A thousand acres of free land, concessions on corporate taxes, and assurances of cheaper production costs than China. That’s how India’s federal and state governments rolled out a red carpet for American electric vehicles (EV) maker Tesla in 2021. The hope was that the local manufacturing of EVs, batteries, and other components would stimulate the economy, create jobs, and help curb pollution in major cities.

While Tesla has yet to officially commit to any investments in India, this is just one example of how South Asian countries, including Pakistan, Nepal, and Bangladesh, have been working hard to boost their private EV industries in recent years. Experts, however, believe these efforts may be focusing disproportionately on the financial gains of building a private vehicle EV industry while ignoring the environmental benefits of EVs in public transport — something that the region desperately needs.

“Buses are ten times more efficient than cars that typically have a single occupant. [But] cars get priority over buses,” Shreya Gadepalli, a sustainable urban mobility expert and managing trustee at the Urban Works Institute in Chennai, India, told Rest of World. “Governments believe that car manufacturing is good for the economy. They miss to see the adverse impact cars have.” More cars, even if they are electric, will increase traffic congestion and road accidents, which are already a serious problem across South Asia.

In India, there are only 22 cars for every 1,000 people. In Nepal, there are fewer than 10 cars for every 1,000 citizens, while the number is around 66 for motorcycles. In the U.S. and the U.K., by comparison, these figures stand at 980 and 850, respectively. 

Public transport, meanwhile, is a major source of pollution across South Asia. Around 60% of air pollution in Nepal’s capital Kathmandu is related to traffic, most of which comes from public transport vehicles. About 84% of diesel buses in Dhaka, Bangladesh’s capital, don’t meet national emission standards. The governments in both these countries see the adoption of EVs as an important step towards fighting air pollution, but they don’t have any plans to electrify public transport beyond small-scale pilot projects.

Pakistan and Nepal have also been providing tax incentives to private vehicle owners who want to switch to EVs. In Nepal, the government recently offered a 25-80% tax reduction on EVs. “The tax incentives the government provides on private electric vehicles have made their prices comparable to fossil fuel cars. But even with the tax incentives provided on [the] import of electric buses, the price of the electric buses are still higher compared to their diesel-run counterparts,” Kathmandu-based transport and traffic expert Ashish Gajurel told Rest of World.

Pakistan, which aims to put half a million electric motorcycles and rickshaws, and 100,000 electric cars, vans, and small trucks on the road by 2025, has not included e-buses in its plans.

One reason for this could be the fact that motorcycles are big business in the country and a large amount of investment has been made on their import and sales. So, any move towards electrification of buses or improvement in public transport jeopardizes the business, said Haroon Rashid, Pakistan-based managing editor and car reviewer at Independent Urdu. “I don’t see a genuine push towards electric vehicles in Pakistan. The commitment is not there,” Rashid said.
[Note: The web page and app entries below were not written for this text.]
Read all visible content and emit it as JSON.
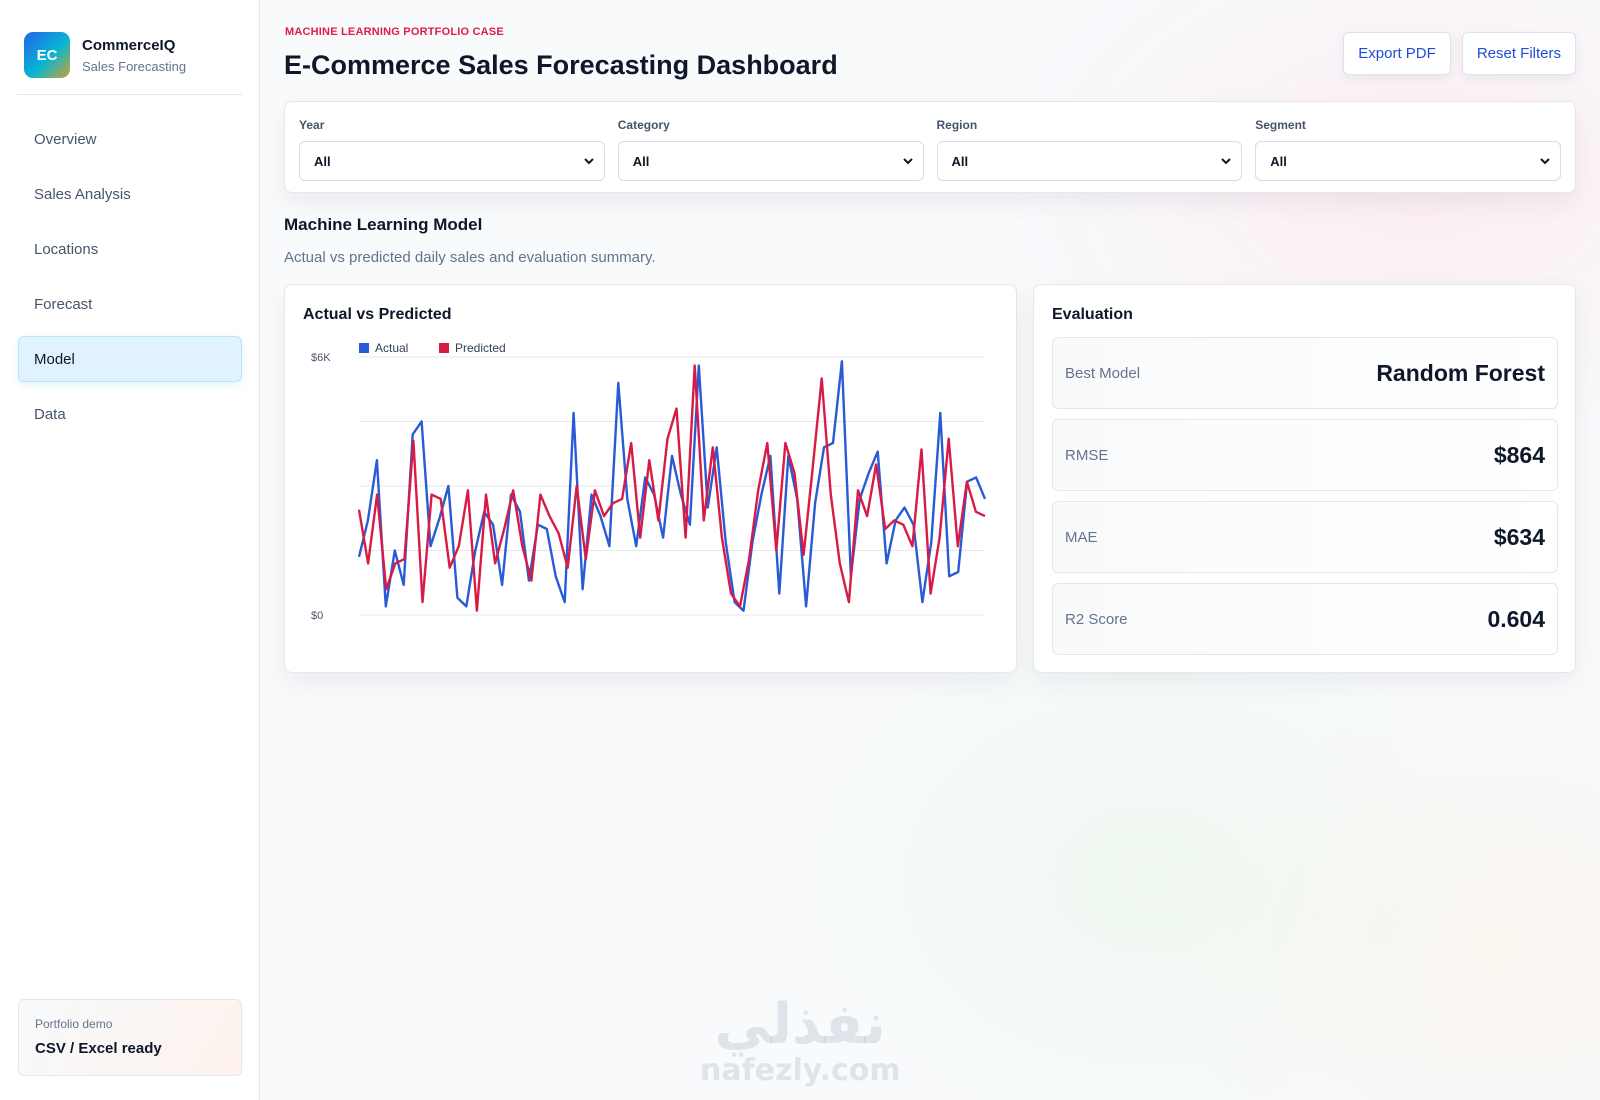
{
  "brand": {
    "logo": "EC",
    "name": "CommerceIQ",
    "subtitle": "Sales Forecasting"
  },
  "nav": {
    "items": [
      {
        "label": "Overview",
        "active": false
      },
      {
        "label": "Sales Analysis",
        "active": false
      },
      {
        "label": "Locations",
        "active": false
      },
      {
        "label": "Forecast",
        "active": false
      },
      {
        "label": "Model",
        "active": true
      },
      {
        "label": "Data",
        "active": false
      }
    ]
  },
  "demo": {
    "label": "Portfolio demo",
    "value": "CSV / Excel ready"
  },
  "header": {
    "eyebrow": "MACHINE LEARNING PORTFOLIO CASE",
    "title": "E-Commerce Sales Forecasting Dashboard",
    "export_label": "Export PDF",
    "reset_label": "Reset Filters"
  },
  "filters": [
    {
      "label": "Year",
      "value": "All"
    },
    {
      "label": "Category",
      "value": "All"
    },
    {
      "label": "Region",
      "value": "All"
    },
    {
      "label": "Segment",
      "value": "All"
    }
  ],
  "section": {
    "title": "Machine Learning Model",
    "subtitle": "Actual vs predicted daily sales and evaluation summary."
  },
  "chart_card_title": "Actual vs Predicted",
  "evaluation": {
    "title": "Evaluation",
    "metrics": [
      {
        "label": "Best Model",
        "value": "Random Forest"
      },
      {
        "label": "RMSE",
        "value": "$864"
      },
      {
        "label": "MAE",
        "value": "$634"
      },
      {
        "label": "R2 Score",
        "value": "0.604"
      }
    ]
  },
  "colors": {
    "actual": "#2a5bd7",
    "predicted": "#d81b45",
    "accent": "#e11d48",
    "active_nav": "#e0f2fe"
  },
  "chart_data": {
    "type": "line",
    "title": "Actual vs Predicted",
    "xlabel": "",
    "ylabel": "",
    "ylim": [
      0,
      6000
    ],
    "y_ticks": [
      "$0",
      "$6K"
    ],
    "legend_position": "top-left",
    "grid": true,
    "series": [
      {
        "name": "Actual",
        "color": "#2a5bd7",
        "values": [
          1350,
          2200,
          3600,
          200,
          1500,
          700,
          4200,
          4500,
          1600,
          2250,
          3000,
          400,
          200,
          1500,
          2400,
          2100,
          700,
          2800,
          2400,
          800,
          2100,
          2000,
          900,
          300,
          4700,
          600,
          2800,
          2300,
          1600,
          5400,
          2700,
          1600,
          3200,
          2800,
          1800,
          3700,
          2800,
          2100,
          5800,
          2500,
          3900,
          1700,
          300,
          100,
          1700,
          2800,
          3700,
          500,
          3700,
          2700,
          200,
          2600,
          3900,
          4000,
          5900,
          900,
          2700,
          3300,
          3800,
          1200,
          2200,
          2500,
          2100,
          300,
          1700,
          4700,
          900,
          1000,
          3100,
          3200,
          2700
        ]
      },
      {
        "name": "Predicted",
        "color": "#d81b45",
        "values": [
          2450,
          1200,
          2800,
          600,
          1200,
          1300,
          4050,
          300,
          2800,
          2700,
          1100,
          1600,
          2900,
          100,
          2800,
          1200,
          2000,
          2900,
          1600,
          800,
          2800,
          2300,
          1900,
          1100,
          3000,
          1300,
          2900,
          2300,
          2600,
          2700,
          4000,
          1800,
          3600,
          2200,
          4100,
          4800,
          1800,
          5800,
          2200,
          3900,
          1800,
          500,
          200,
          1300,
          2900,
          4000,
          1500,
          4000,
          3300,
          1400,
          3400,
          5500,
          2800,
          1200,
          300,
          2900,
          2300,
          3500,
          2000,
          2200,
          2100,
          1600,
          3850,
          500,
          1800,
          4100,
          1600,
          3100,
          2400,
          2300
        ]
      }
    ]
  }
}
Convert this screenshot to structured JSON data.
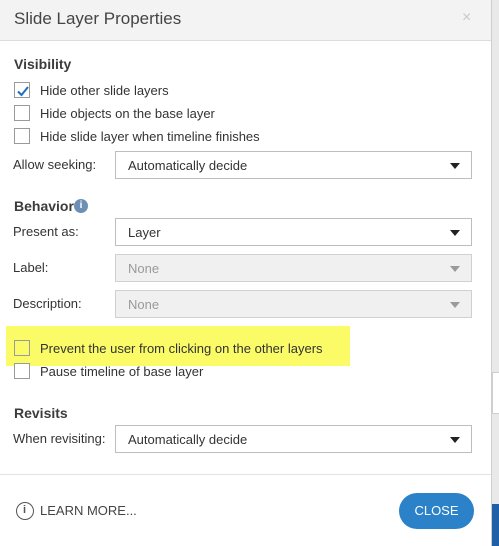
{
  "dialog": {
    "title": "Slide Layer Properties",
    "close_symbol": "×"
  },
  "visibility": {
    "heading": "Visibility",
    "options": [
      {
        "label": "Hide other slide layers",
        "checked": true
      },
      {
        "label": "Hide objects on the base layer",
        "checked": false
      },
      {
        "label": "Hide slide layer when timeline finishes",
        "checked": false
      }
    ],
    "allow_seeking": {
      "label": "Allow seeking:",
      "value": "Automatically decide"
    }
  },
  "behavior": {
    "heading": "Behavior",
    "info_icon": "info-icon",
    "present_as": {
      "label": "Present as:",
      "value": "Layer"
    },
    "label_field": {
      "label": "Label:",
      "value": "None",
      "disabled": true
    },
    "description_field": {
      "label": "Description:",
      "value": "None",
      "disabled": true
    },
    "options": [
      {
        "label": "Prevent the user from clicking on the other layers",
        "checked": false,
        "highlighted": true
      },
      {
        "label": "Pause timeline of base layer",
        "checked": false
      }
    ],
    "highlight_color": "#fbfb68"
  },
  "revisits": {
    "heading": "Revisits",
    "when_revisiting": {
      "label": "When revisiting:",
      "value": "Automatically decide"
    }
  },
  "footer": {
    "learn_more_icon": "info-circle-icon",
    "learn_more_glyph": "i",
    "learn_more": "LEARN MORE...",
    "close": "CLOSE"
  },
  "colors": {
    "accent": "#2b82c9",
    "checkmark": "#1f6fc0"
  }
}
“Switching to electric cars without addressing the issue of mobility for all is a recipe for disaster.”

A major deterrent to EV adoption in public transportation is the bus cartel systems in several South Asia countries.

In Bangladesh, for instance, there is a complex system of running public buses, which makes it difficult to switch to electric, said Musleh Uddin Hasan, professor at Bangladesh University of Engineering and Technology’s Department of Urban and Regional Planning. “Under the route permit system, the government issues route permits to cartels who then sell them off to private investors. This means that they want to squeeze every penny out of the bus, and don’t want to invest much,” he said. “That’s the reason most buses are not maintained well and cause a lot of pollution in towns and cities across Bangladesh.” 

Cities across Nepal also face a similar situation where public transport is run by cartels that prioritize profits over the environment. While officials say taxes have been reduced on private vehicles to decrease pollution, government policies don’t facilitate the transition of public transport vehicles into electric ones.

The governments in these countries have done little to educate private bus operators about the environmental benefits of EVs, so they either continue to be unaware of the new technology or are hesitant to take the risk. “I think the government should establish its own transport company and import electric buses for it,” Gajurel said.

Gadepalli, who rides her bicycle for most daily trips and buses for longer trips, believes governments in India and South Asia should formulate mobility plans that incorporate the needs of all. Electric mobility can then become a part of the wider plan.

“Switching to electric cars without addressing the issue of mobility for all is a recipe for disaster. If a fossil fuel car is a can of Coke, an electric car is like a Diet Coke. It’s like choosing between the lesser of the two evils,” she said.